Recycling Oil Containers into Roads


Recycling Oil Containers into Roads
A row of empty, plastic motor oil bottles collected for recycling. © Mohd Rodi /

A ground-up mixture of drained plastic motor oil canisters can be used as a construction additive in road pavement materials typically made of bitumen and concrete, to enhance the pavement mixture’s resilience to physical strain and temperature variations, according to research conducted by Perm Polytechnic University.

The research also aims to produce more environmentally friendly road pavement materials by recycling used motor oil canisters instead of dumping them in landfills or incinerating them. Technicians at Perm University claim that while low-density polyethylene has been used before as a component in bitumen concrete mixture, studies on grinded plastic containers with motor oil residue inside them have not yet been carried out.

Due to its composition and varied resilience to temperatures and waterproofness, road surfaces can deteriorate rapidly, showing different cracks and surface damage. Scientists at this Russian university have proposed a solution for improving bitumen concrete road construction materials. In their experiments, they used drained motor oil canisters in the form of a ground-up mixture as an additive in the road pavement mix, according to a recent news release.

“Low-quality recycling of petroleum products negatively impacts the environment, especially concerning the polyethylene canisters used for storing and transporting automotive engine oils,” Perm University said in a February 20 news release.

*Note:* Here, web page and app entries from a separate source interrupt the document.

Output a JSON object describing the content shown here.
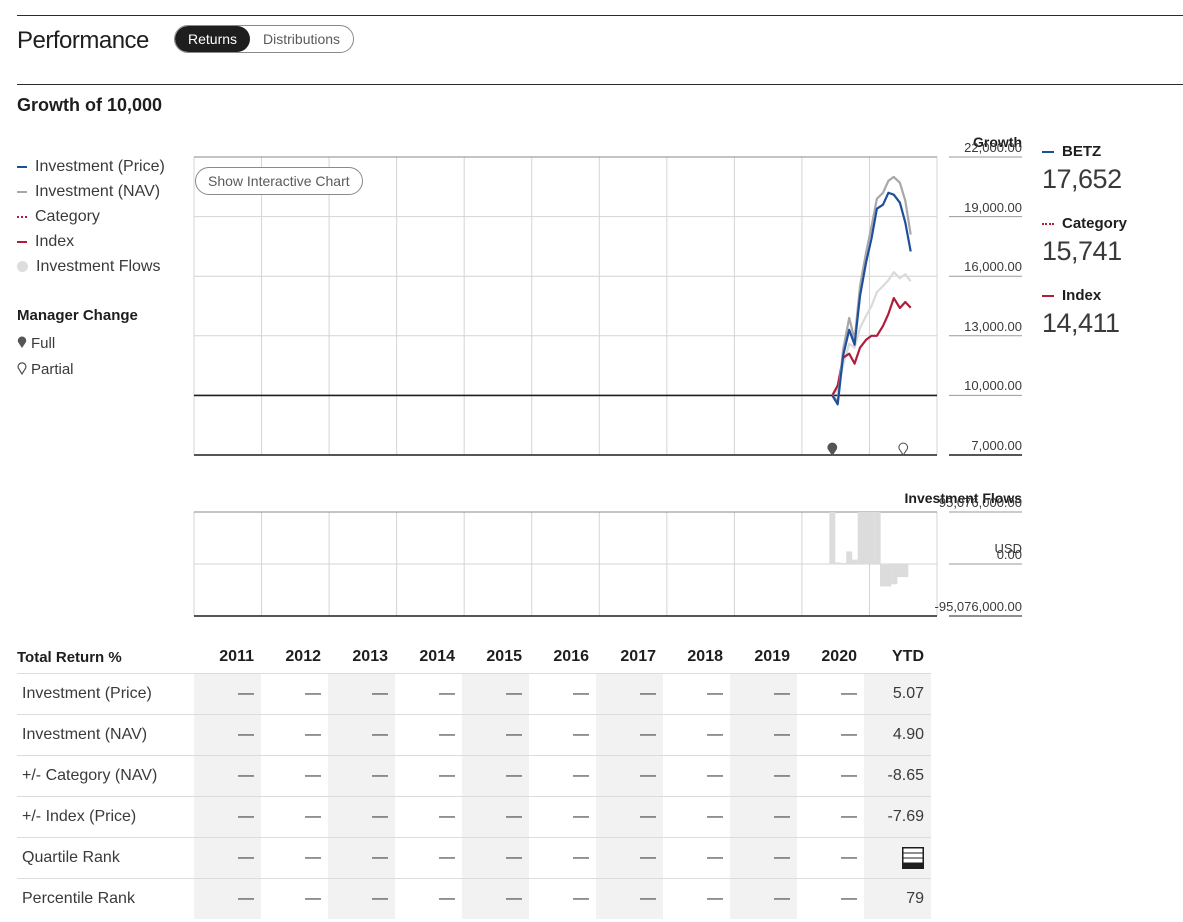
{
  "header": {
    "title": "Performance",
    "tabs": [
      "Returns",
      "Distributions"
    ]
  },
  "growth": {
    "title": "Growth of 10,000",
    "legend": [
      {
        "label": "Investment (Price)",
        "color": "#1f4e9c",
        "kind": "line"
      },
      {
        "label": "Investment (NAV)",
        "color": "#a8a8a8",
        "kind": "line"
      },
      {
        "label": "Category",
        "color": "#b01c3c",
        "kind": "dotted"
      },
      {
        "label": "Index",
        "color": "#b01c3c",
        "kind": "line"
      },
      {
        "label": "Investment Flows",
        "color": "#dddddd",
        "kind": "dot"
      }
    ],
    "manager_change": {
      "title": "Manager Change",
      "full": "Full",
      "partial": "Partial"
    },
    "button": "Show Interactive Chart",
    "summary": [
      {
        "name": "BETZ",
        "value": "17,652",
        "color": "#1f4e9c"
      },
      {
        "name": "Category",
        "value": "15,741",
        "color": "#b01c3c"
      },
      {
        "name": "Index",
        "value": "14,411",
        "color": "#b01c3c"
      }
    ]
  },
  "chart_data": [
    {
      "type": "line",
      "title": "Growth",
      "ylim": [
        7000,
        22000
      ],
      "yticks": [
        "22,000.00",
        "19,000.00",
        "16,000.00",
        "13,000.00",
        "10,000.00",
        "7,000.00"
      ],
      "ytick_values": [
        22000,
        19000,
        16000,
        13000,
        10000,
        7000
      ],
      "baseline": 10000,
      "x_years": [
        "2011",
        "2012",
        "2013",
        "2014",
        "2015",
        "2016",
        "2017",
        "2018",
        "2019",
        "2020",
        "2021"
      ],
      "series": [
        {
          "name": "Investment (Price)",
          "color": "#1f4e9c",
          "x": [
            2020.45,
            2020.53,
            2020.61,
            2020.7,
            2020.78,
            2020.86,
            2020.95,
            2021.03,
            2021.11,
            2021.2,
            2021.28,
            2021.36,
            2021.45,
            2021.53,
            2021.61
          ],
          "values": [
            10000,
            9550,
            12000,
            13300,
            12550,
            15000,
            16700,
            17900,
            19400,
            19600,
            20200,
            20100,
            19700,
            18700,
            17250
          ]
        },
        {
          "name": "Investment (NAV)",
          "color": "#a8a8a8",
          "x": [
            2020.45,
            2020.53,
            2020.61,
            2020.7,
            2020.78,
            2020.86,
            2020.95,
            2021.03,
            2021.11,
            2021.2,
            2021.28,
            2021.36,
            2021.45,
            2021.53,
            2021.61
          ],
          "values": [
            10000,
            9700,
            12300,
            13900,
            12800,
            15500,
            17200,
            18500,
            19900,
            20200,
            20800,
            21000,
            20700,
            19800,
            18100
          ]
        },
        {
          "name": "Category",
          "color": "#dadada",
          "x": [
            2020.45,
            2020.53,
            2020.61,
            2020.7,
            2020.78,
            2020.86,
            2020.95,
            2021.03,
            2021.11,
            2021.2,
            2021.28,
            2021.36,
            2021.45,
            2021.53,
            2021.61
          ],
          "values": [
            10000,
            10300,
            11500,
            12600,
            12400,
            13400,
            14000,
            14500,
            15200,
            15500,
            15800,
            16200,
            15900,
            16100,
            15741
          ]
        },
        {
          "name": "Index",
          "color": "#b01c3c",
          "x": [
            2020.45,
            2020.53,
            2020.61,
            2020.7,
            2020.78,
            2020.86,
            2020.95,
            2021.03,
            2021.11,
            2021.2,
            2021.28,
            2021.36,
            2021.45,
            2021.53,
            2021.61
          ],
          "values": [
            10000,
            10500,
            11900,
            12100,
            11600,
            12400,
            12800,
            13000,
            13000,
            13500,
            14100,
            14900,
            14400,
            14700,
            14411
          ]
        }
      ],
      "manager_changes": [
        {
          "x": 2020.45,
          "kind": "full"
        },
        {
          "x": 2021.5,
          "kind": "partial"
        }
      ]
    },
    {
      "type": "bar",
      "title": "Investment Flows",
      "unit": "USD",
      "ylim": [
        -95076000,
        95076000
      ],
      "yticks": [
        "95,076,000.00",
        "0.00",
        "-95,076,000.00"
      ],
      "ytick_values": [
        95076000,
        0,
        -95076000
      ],
      "x": [
        2020.45,
        2020.53,
        2020.62,
        2020.7,
        2020.78,
        2020.87,
        2020.95,
        2021.03,
        2021.12,
        2021.2,
        2021.28,
        2021.37,
        2021.45,
        2021.53
      ],
      "values": [
        95000000,
        3000000,
        2000000,
        23000000,
        8000000,
        95000000,
        95000000,
        95000000,
        95000000,
        -41000000,
        -41000000,
        -37000000,
        -24000000,
        -24000000
      ]
    }
  ],
  "returns": {
    "title": "Total Return %",
    "years": [
      "2011",
      "2012",
      "2013",
      "2014",
      "2015",
      "2016",
      "2017",
      "2018",
      "2019",
      "2020",
      "YTD"
    ],
    "rows": [
      {
        "label": "Investment (Price)",
        "values": [
          "—",
          "—",
          "—",
          "—",
          "—",
          "—",
          "—",
          "—",
          "—",
          "—",
          "5.07"
        ]
      },
      {
        "label": "Investment (NAV)",
        "values": [
          "—",
          "—",
          "—",
          "—",
          "—",
          "—",
          "—",
          "—",
          "—",
          "—",
          "4.90"
        ]
      },
      {
        "label": "+/- Category (NAV)",
        "values": [
          "—",
          "—",
          "—",
          "—",
          "—",
          "—",
          "—",
          "—",
          "—",
          "—",
          "-8.65"
        ]
      },
      {
        "label": "+/- Index (Price)",
        "values": [
          "—",
          "—",
          "—",
          "—",
          "—",
          "—",
          "—",
          "—",
          "—",
          "—",
          "-7.69"
        ]
      },
      {
        "label": "Quartile Rank",
        "values": [
          "—",
          "—",
          "—",
          "—",
          "—",
          "—",
          "—",
          "—",
          "—",
          "—",
          ""
        ],
        "ytd_quartile": 4
      },
      {
        "label": "Percentile Rank",
        "values": [
          "—",
          "—",
          "—",
          "—",
          "—",
          "—",
          "—",
          "—",
          "—",
          "—",
          "79"
        ]
      }
    ]
  }
}
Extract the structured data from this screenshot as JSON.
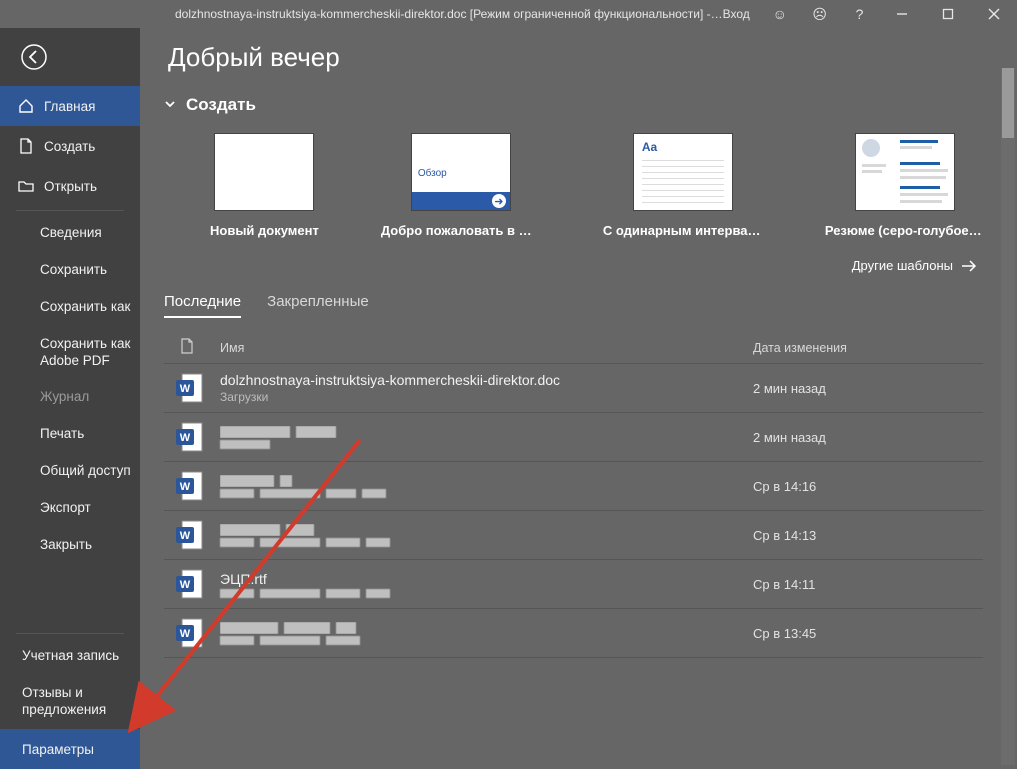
{
  "titlebar": {
    "title": "dolzhnostnaya-instruktsiya-kommercheskii-direktor.doc [Режим ограниченной функциональности]  -…",
    "sign_in": "Вход"
  },
  "sidebar": {
    "home": "Главная",
    "new": "Создать",
    "open": "Открыть",
    "subs": {
      "info": "Сведения",
      "save": "Сохранить",
      "save_as": "Сохранить как",
      "save_pdf": "Сохранить как Adobe PDF",
      "journal": "Журнал",
      "print": "Печать",
      "share": "Общий доступ",
      "export": "Экспорт",
      "close": "Закрыть"
    },
    "bottom": {
      "account": "Учетная запись",
      "feedback": "Отзывы и предложения",
      "options": "Параметры"
    }
  },
  "main": {
    "greeting": "Добрый вечер",
    "create": "Создать",
    "templates": [
      {
        "label": "Новый документ"
      },
      {
        "label": "Добро пожаловать в Word",
        "tour_text": "Обзор"
      },
      {
        "label": "С одинарным интервало…"
      },
      {
        "label": "Резюме (серо-голубое о…"
      }
    ],
    "more_templates": "Другие шаблоны",
    "tabs": {
      "recent": "Последние",
      "pinned": "Закрепленные"
    },
    "columns": {
      "name": "Имя",
      "date": "Дата изменения"
    },
    "docs": [
      {
        "name": "dolzhnostnaya-instruktsiya-kommercheskii-direktor.doc",
        "sub": "Загрузки",
        "date": "2 мин назад"
      },
      {
        "name": "",
        "sub": "",
        "date": "2 мин назад"
      },
      {
        "name": "",
        "sub": "",
        "date": "Ср в 14:16"
      },
      {
        "name": "",
        "sub": "",
        "date": "Ср в 14:13"
      },
      {
        "name": "ЭЦП.rtf",
        "sub": "",
        "date": "Ср в 14:11"
      },
      {
        "name": "",
        "sub": "",
        "date": "Ср в 13:45"
      }
    ]
  }
}
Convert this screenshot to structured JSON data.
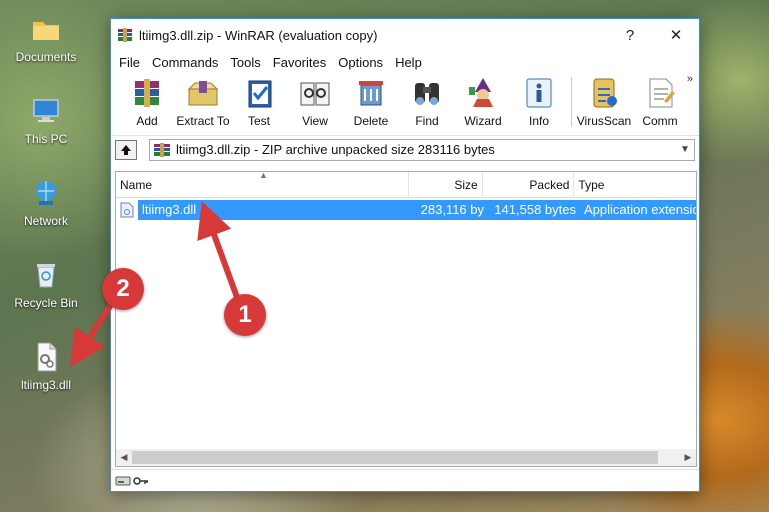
{
  "desktop": {
    "icons": [
      {
        "label": "Documents",
        "icon": "folder-icon"
      },
      {
        "label": "This PC",
        "icon": "computer-icon"
      },
      {
        "label": "Network",
        "icon": "network-icon"
      },
      {
        "label": "Recycle Bin",
        "icon": "recycle-bin-icon"
      },
      {
        "label": "ltiimg3.dll",
        "icon": "dll-file-icon"
      }
    ]
  },
  "window": {
    "title": "ltiimg3.dll.zip - WinRAR (evaluation copy)",
    "help_button": "?",
    "close_button": "✕",
    "menu": [
      "File",
      "Commands",
      "Tools",
      "Favorites",
      "Options",
      "Help"
    ],
    "toolbar": [
      {
        "label": "Add",
        "icon": "add-archive-icon"
      },
      {
        "label": "Extract To",
        "icon": "extract-icon"
      },
      {
        "label": "Test",
        "icon": "test-icon"
      },
      {
        "label": "View",
        "icon": "view-icon"
      },
      {
        "label": "Delete",
        "icon": "delete-icon"
      },
      {
        "label": "Find",
        "icon": "find-icon"
      },
      {
        "label": "Wizard",
        "icon": "wizard-icon"
      },
      {
        "label": "Info",
        "icon": "info-icon"
      },
      {
        "label": "VirusScan",
        "icon": "virusscan-icon"
      },
      {
        "label": "Comm",
        "icon": "comment-icon"
      }
    ],
    "toolbar_more": "»",
    "path": "ltiimg3.dll.zip - ZIP archive unpacked size 283116 bytes",
    "columns": {
      "name": "Name",
      "size": "Size",
      "packed": "Packed",
      "type": "Type"
    },
    "files": [
      {
        "name": "ltiimg3.dll",
        "size": "283,116 by",
        "packed": "141,558 bytes",
        "type": "Application extension"
      }
    ]
  },
  "annotations": {
    "marker_1": "1",
    "marker_2": "2"
  },
  "colors": {
    "selection": "#3399ff",
    "window_border": "#3b8fd8",
    "marker": "#d73838"
  }
}
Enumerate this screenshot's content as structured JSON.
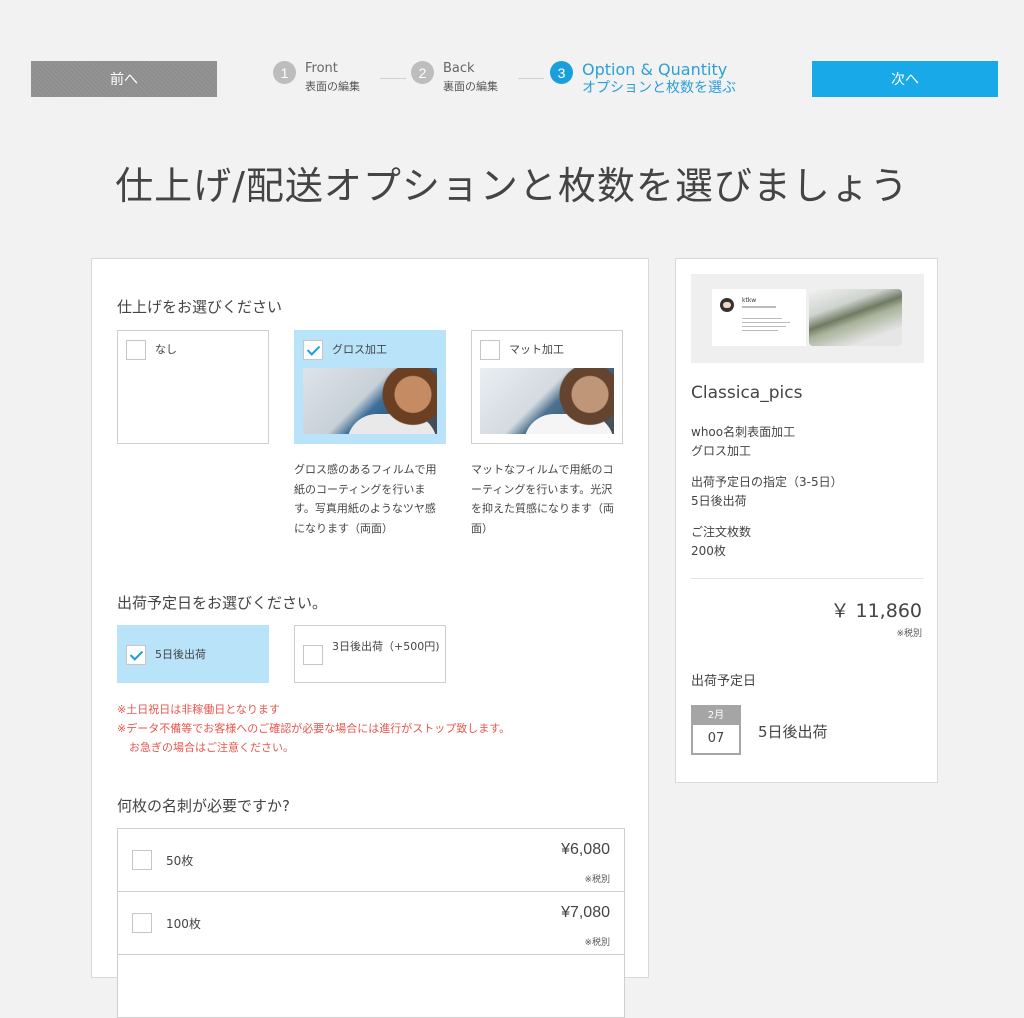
{
  "nav": {
    "prev_label": "前へ",
    "next_label": "次へ",
    "steps": [
      {
        "num": "1",
        "en": "Front",
        "jp": "表面の編集"
      },
      {
        "num": "2",
        "en": "Back",
        "jp": "裏面の編集"
      },
      {
        "num": "3",
        "en": "Option & Quantity",
        "jp": "オプションと枚数を選ぶ"
      }
    ],
    "active_color": "#1a9fdd"
  },
  "page_title": "仕上げ/配送オプションと枚数を選びましょう",
  "finish": {
    "title": "仕上げをお選びください",
    "options": [
      {
        "label": "なし",
        "checked": false
      },
      {
        "label": "グロス加工",
        "checked": true,
        "desc": "グロス感のあるフィルムで用紙のコーティングを行います。写真用紙のようなツヤ感になります（両面）"
      },
      {
        "label": "マット加工",
        "checked": false,
        "desc": "マットなフィルムで用紙のコーティングを行います。光沢を抑えた質感になります（両面）"
      }
    ]
  },
  "shipping": {
    "title": "出荷予定日をお選びください。",
    "options": [
      {
        "label": "5日後出荷",
        "checked": true
      },
      {
        "label": "3日後出荷（+500円)",
        "checked": false
      }
    ],
    "warnings": [
      "※土日祝日は非稼働日となります",
      "※データ不備等でお客様へのご確認が必要な場合には進行がストップ致します。",
      "お急ぎの場合はご注意ください。"
    ]
  },
  "quantity": {
    "title": "何枚の名刺が必要ですか?",
    "rows": [
      {
        "label": "50枚",
        "price": "¥6,080",
        "tax": "※税別",
        "checked": false
      },
      {
        "label": "100枚",
        "price": "¥7,080",
        "tax": "※税別",
        "checked": false
      }
    ]
  },
  "summary": {
    "card_name": "ktkw",
    "product_name": "Classica_pics",
    "finish_heading": "whoo名刺表面加工",
    "finish_value": "グロス加工",
    "ship_heading": "出荷予定日の指定（3-5日）",
    "ship_value": "5日後出荷",
    "qty_heading": "ご注文枚数",
    "qty_value": "200枚",
    "total_price": "￥ 11,860",
    "tax_note": "※税別",
    "ship_date_title": "出荷予定日",
    "cal_month": "2月",
    "cal_day": "07",
    "cal_label": "5日後出荷"
  }
}
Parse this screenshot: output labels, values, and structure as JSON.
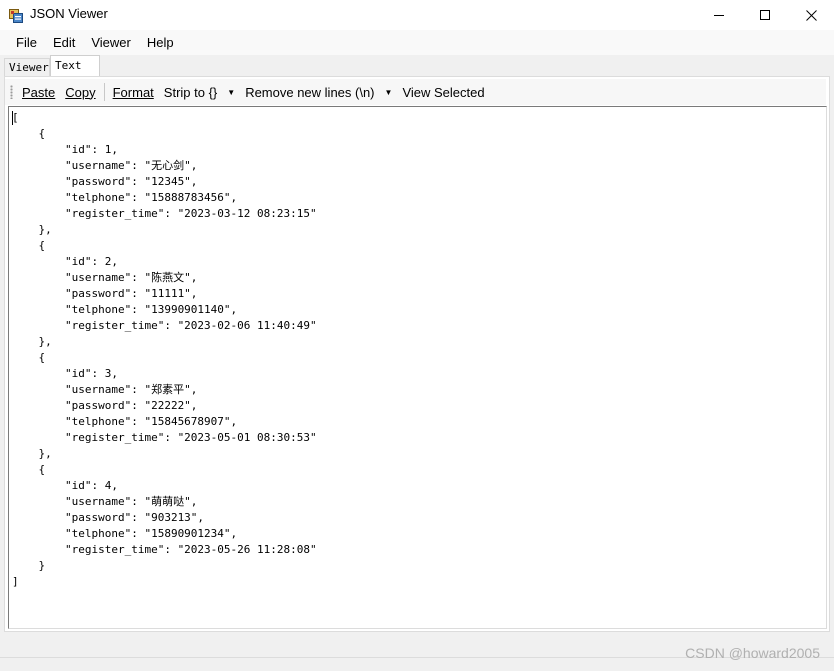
{
  "window": {
    "title": "JSON Viewer"
  },
  "menu": {
    "items": [
      "File",
      "Edit",
      "Viewer",
      "Help"
    ]
  },
  "tabs": {
    "items": [
      "Viewer",
      "Text"
    ],
    "active": "Text"
  },
  "toolbar": {
    "paste": "Paste",
    "copy": "Copy",
    "format": "Format",
    "strip": "Strip to {}",
    "remove_newlines": "Remove new lines (\\n)",
    "view_selected": "View Selected"
  },
  "editor": {
    "text": "[\n    {\n        \"id\": 1,\n        \"username\": \"无心剑\",\n        \"password\": \"12345\",\n        \"telphone\": \"15888783456\",\n        \"register_time\": \"2023-03-12 08:23:15\"\n    },\n    {\n        \"id\": 2,\n        \"username\": \"陈燕文\",\n        \"password\": \"11111\",\n        \"telphone\": \"13990901140\",\n        \"register_time\": \"2023-02-06 11:40:49\"\n    },\n    {\n        \"id\": 3,\n        \"username\": \"郑素平\",\n        \"password\": \"22222\",\n        \"telphone\": \"15845678907\",\n        \"register_time\": \"2023-05-01 08:30:53\"\n    },\n    {\n        \"id\": 4,\n        \"username\": \"萌萌哒\",\n        \"password\": \"903213\",\n        \"telphone\": \"15890901234\",\n        \"register_time\": \"2023-05-26 11:28:08\"\n    }\n]"
  },
  "watermark": "CSDN @howard2005",
  "icons": {
    "app": "json-viewer-app-icon",
    "minimize": "minimize-icon",
    "maximize": "maximize-icon",
    "close": "close-icon",
    "grip": "toolbar-grip-icon",
    "dropdown": "dropdown-arrow-icon"
  }
}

According to some estimates, about 450 million motor oil containers of different sizes are produced in Russia annually.

“If dumped in landfills, they can contaminate groundwater,” the institution said. “If incinerated, they may generate toxic emissions.”

In their research, scientists used drained 1-, 4-, 10-, and 30-liter plastic containers with residual oil inside them. They ground them to achieve a mixture of plastic particles and oil, with residual content comprised of 8% of the cumulative capacity of each container. This mixture is then added to the mix of sand, tarmac and bitumen at different concentration rates.

“The experiments demonstrated that the optimal concentration of the crumbled packaging was between 4% and 18%, while that of bitumen was between 5.5% and 5.8%,” the researchers noted. “The shape of the particles and their rough surface served as a reinforcing element, reducing the consumption of cementing components and prolonging the service life of the bitumen concrete.”

As a result of the tests, technicians found that motor oil accelerates the process of homogeneous distribution of the ground polyethylene waste, when blended into the road construction mixture.

“The shape of the particles of the container used and their rough surface allow them to act as a reinforcing element,” Kirill Tyuryukhanov, senior lecturer at the university’s Department for Motor Highways and Bridges, said. He added that the tests showed reduced consumption of the binder components while increasing the service life of the bitumen concrete.

Also, the new mixture was tested for toxicity.

“We studied the toxic properties of our mixture using green unicellular algae and entomostracans,” Tyuryukhanov said. “We tested the obtained specimens, according to the state standards of [Russian] GOST requirements and proved that the mix of bitumen concrete blended with ground containers of engine oil is not toxic and meets all requirements.”

The scientists at Perm University claim that this mixture can be used as a reinforcing element in the production of bitumen cement mixtures. This can enhance the pavement resilience to strains caused by heavy-duty freight trucks and temperature variations, thereby ensuring that road pavements last much longer without cracks or deformations.

“This invention can be freely used in the construction of roads, bridges and airports, reducing the impact on the environment, cutting the price of bitumen concrete products, and offering a wider range of road construction materials,” the university stated, adding that it is already in talks with companies for the practical application of this invention.